(Activity): Copy the lines below as they are; omit the images they contain.

(Exercise materials):
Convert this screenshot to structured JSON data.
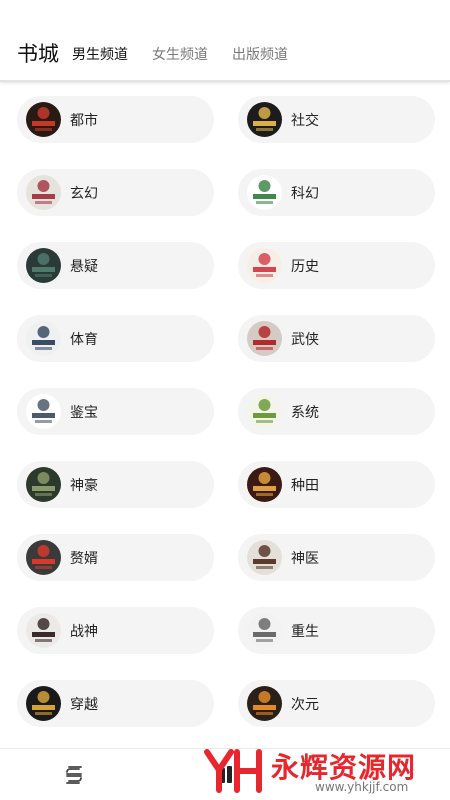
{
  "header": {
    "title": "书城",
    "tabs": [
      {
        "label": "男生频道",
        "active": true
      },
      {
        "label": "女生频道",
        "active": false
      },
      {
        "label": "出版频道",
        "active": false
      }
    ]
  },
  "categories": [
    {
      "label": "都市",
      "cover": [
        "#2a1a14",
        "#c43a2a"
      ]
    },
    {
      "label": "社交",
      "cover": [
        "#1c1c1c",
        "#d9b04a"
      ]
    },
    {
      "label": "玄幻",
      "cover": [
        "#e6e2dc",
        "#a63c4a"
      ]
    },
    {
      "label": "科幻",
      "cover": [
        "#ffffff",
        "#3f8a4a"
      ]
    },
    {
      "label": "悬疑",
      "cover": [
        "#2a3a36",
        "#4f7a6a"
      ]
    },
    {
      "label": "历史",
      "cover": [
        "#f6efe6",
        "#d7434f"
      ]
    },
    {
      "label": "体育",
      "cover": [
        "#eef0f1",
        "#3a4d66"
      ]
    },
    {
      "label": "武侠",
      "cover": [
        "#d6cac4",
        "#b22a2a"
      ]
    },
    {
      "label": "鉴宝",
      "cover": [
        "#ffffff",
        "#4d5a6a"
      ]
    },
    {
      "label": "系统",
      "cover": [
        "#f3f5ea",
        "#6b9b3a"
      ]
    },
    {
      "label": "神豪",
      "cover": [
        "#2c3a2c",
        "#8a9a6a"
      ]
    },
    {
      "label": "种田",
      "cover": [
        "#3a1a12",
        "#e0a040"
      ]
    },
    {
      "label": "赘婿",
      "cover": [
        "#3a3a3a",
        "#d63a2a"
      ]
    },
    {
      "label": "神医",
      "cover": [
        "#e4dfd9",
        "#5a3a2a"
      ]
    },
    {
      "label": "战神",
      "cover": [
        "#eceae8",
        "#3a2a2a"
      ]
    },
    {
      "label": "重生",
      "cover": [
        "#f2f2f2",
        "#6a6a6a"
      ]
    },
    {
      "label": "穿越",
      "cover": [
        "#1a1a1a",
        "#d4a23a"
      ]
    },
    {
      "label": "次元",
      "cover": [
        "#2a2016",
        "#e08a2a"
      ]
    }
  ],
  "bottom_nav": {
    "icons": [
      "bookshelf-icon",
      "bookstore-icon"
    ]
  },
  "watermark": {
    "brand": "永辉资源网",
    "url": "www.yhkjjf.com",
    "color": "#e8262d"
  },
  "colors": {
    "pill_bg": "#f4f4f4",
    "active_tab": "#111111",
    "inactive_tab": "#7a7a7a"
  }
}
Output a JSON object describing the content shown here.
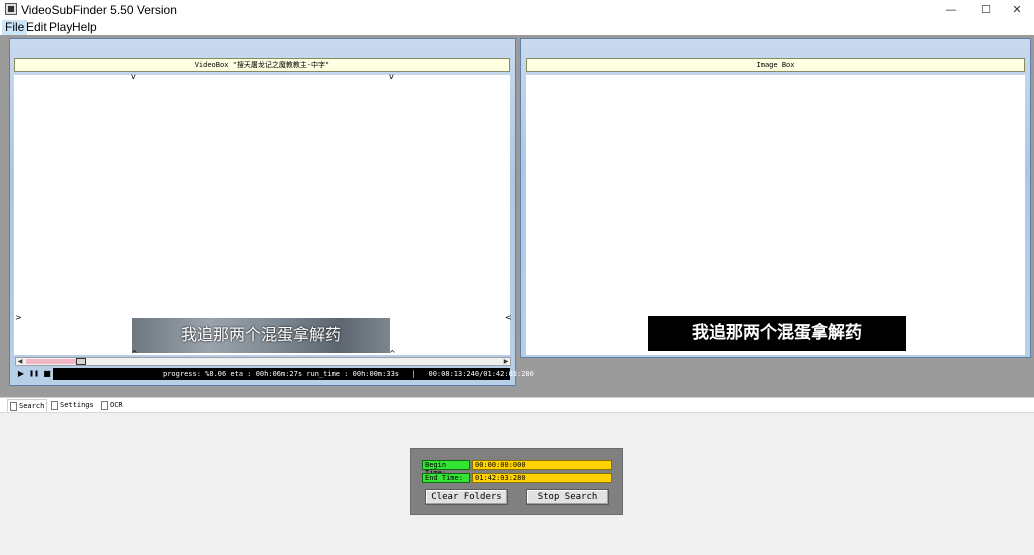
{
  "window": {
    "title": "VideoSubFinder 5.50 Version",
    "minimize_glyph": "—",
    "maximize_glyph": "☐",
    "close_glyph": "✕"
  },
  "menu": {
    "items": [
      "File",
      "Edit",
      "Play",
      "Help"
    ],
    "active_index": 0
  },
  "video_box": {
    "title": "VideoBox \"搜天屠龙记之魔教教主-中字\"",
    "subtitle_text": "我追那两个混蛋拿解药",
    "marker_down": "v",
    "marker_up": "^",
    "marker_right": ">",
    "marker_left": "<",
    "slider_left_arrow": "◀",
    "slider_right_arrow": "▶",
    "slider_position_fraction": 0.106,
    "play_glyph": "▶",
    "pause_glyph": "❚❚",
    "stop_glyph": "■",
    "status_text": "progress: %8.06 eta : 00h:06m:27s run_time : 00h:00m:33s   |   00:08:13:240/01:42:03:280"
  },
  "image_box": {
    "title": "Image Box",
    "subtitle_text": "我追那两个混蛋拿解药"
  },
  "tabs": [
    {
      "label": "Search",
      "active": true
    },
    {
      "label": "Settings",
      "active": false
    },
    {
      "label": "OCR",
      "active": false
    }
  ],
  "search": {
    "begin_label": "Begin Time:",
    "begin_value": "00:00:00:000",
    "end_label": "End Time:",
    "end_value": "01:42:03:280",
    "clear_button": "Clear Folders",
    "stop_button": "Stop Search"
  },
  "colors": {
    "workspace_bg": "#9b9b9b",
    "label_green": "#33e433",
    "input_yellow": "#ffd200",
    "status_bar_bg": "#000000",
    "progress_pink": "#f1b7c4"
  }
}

(Response for this exercise):
Convert this screenshot to structured JSON data.
{
  "header": {
    "title": "书城",
    "tabs": [
      {
        "label": "男生频道",
        "active": true
      },
      {
        "label": "女生频道",
        "active": false
      },
      {
        "label": "出版频道",
        "active": false
      }
    ]
  },
  "categories": [
    {
      "label": "都市",
      "cover": [
        "#2a1a14",
        "#c43a2a"
      ]
    },
    {
      "label": "社交",
      "cover": [
        "#1c1c1c",
        "#d9b04a"
      ]
    },
    {
      "label": "玄幻",
      "cover": [
        "#e6e2dc",
        "#a63c4a"
      ]
    },
    {
      "label": "科幻",
      "cover": [
        "#ffffff",
        "#3f8a4a"
      ]
    },
    {
      "label": "悬疑",
      "cover": [
        "#2a3a36",
        "#4f7a6a"
      ]
    },
    {
      "label": "历史",
      "cover": [
        "#f6efe6",
        "#d7434f"
      ]
    },
    {
      "label": "体育",
      "cover": [
        "#eef0f1",
        "#3a4d66"
      ]
    },
    {
      "label": "武侠",
      "cover": [
        "#d6cac4",
        "#b22a2a"
      ]
    },
    {
      "label": "鉴宝",
      "cover": [
        "#ffffff",
        "#4d5a6a"
      ]
    },
    {
      "label": "系统",
      "cover": [
        "#f3f5ea",
        "#6b9b3a"
      ]
    },
    {
      "label": "神豪",
      "cover": [
        "#2c3a2c",
        "#8a9a6a"
      ]
    },
    {
      "label": "种田",
      "cover": [
        "#3a1a12",
        "#e0a040"
      ]
    },
    {
      "label": "赘婿",
      "cover": [
        "#3a3a3a",
        "#d63a2a"
      ]
    },
    {
      "label": "神医",
      "cover": [
        "#e4dfd9",
        "#5a3a2a"
      ]
    },
    {
      "label": "战神",
      "cover": [
        "#eceae8",
        "#3a2a2a"
      ]
    },
    {
      "label": "重生",
      "cover": [
        "#f2f2f2",
        "#6a6a6a"
      ]
    },
    {
      "label": "穿越",
      "cover": [
        "#1a1a1a",
        "#d4a23a"
      ]
    },
    {
      "label": "次元",
      "cover": [
        "#2a2016",
        "#e08a2a"
      ]
    }
  ],
  "bottom_nav": {
    "icons": [
      "bookshelf-icon",
      "bookstore-icon"
    ]
  },
  "watermark": {
    "brand": "永辉资源网",
    "url": "www.yhkjjf.com",
    "color": "#e8262d"
  },
  "colors": {
    "pill_bg": "#f4f4f4",
    "active_tab": "#111111",
    "inactive_tab": "#7a7a7a"
  }
}
Output a JSON object describing the content shown here.
{
  "window": {
    "title": "VideoSubFinder 5.50 Version",
    "minimize_glyph": "—",
    "maximize_glyph": "☐",
    "close_glyph": "✕"
  },
  "menu": {
    "items": [
      "File",
      "Edit",
      "Play",
      "Help"
    ],
    "active_index": 0
  },
  "video_box": {
    "title": "VideoBox \"搜天屠龙记之魔教教主-中字\"",
    "subtitle_text": "我追那两个混蛋拿解药",
    "marker_down": "v",
    "marker_up": "^",
    "marker_right": ">",
    "marker_left": "<",
    "slider_left_arrow": "◀",
    "slider_right_arrow": "▶",
    "slider_position_fraction": 0.106,
    "play_glyph": "▶",
    "pause_glyph": "❚❚",
    "stop_glyph": "■",
    "status_text": "progress: %8.06 eta : 00h:06m:27s run_time : 00h:00m:33s   |   00:08:13:240/01:42:03:280"
  },
  "image_box": {
    "title": "Image Box",
    "subtitle_text": "我追那两个混蛋拿解药"
  },
  "tabs": [
    {
      "label": "Search",
      "active": true
    },
    {
      "label": "Settings",
      "active": false
    },
    {
      "label": "OCR",
      "active": false
    }
  ],
  "search": {
    "begin_label": "Begin Time:",
    "begin_value": "00:00:00:000",
    "end_label": "End Time:",
    "end_value": "01:42:03:280",
    "clear_button": "Clear Folders",
    "stop_button": "Stop Search"
  },
  "colors": {
    "workspace_bg": "#9b9b9b",
    "label_green": "#33e433",
    "input_yellow": "#ffd200",
    "status_bar_bg": "#000000",
    "progress_pink": "#f1b7c4"
  }
}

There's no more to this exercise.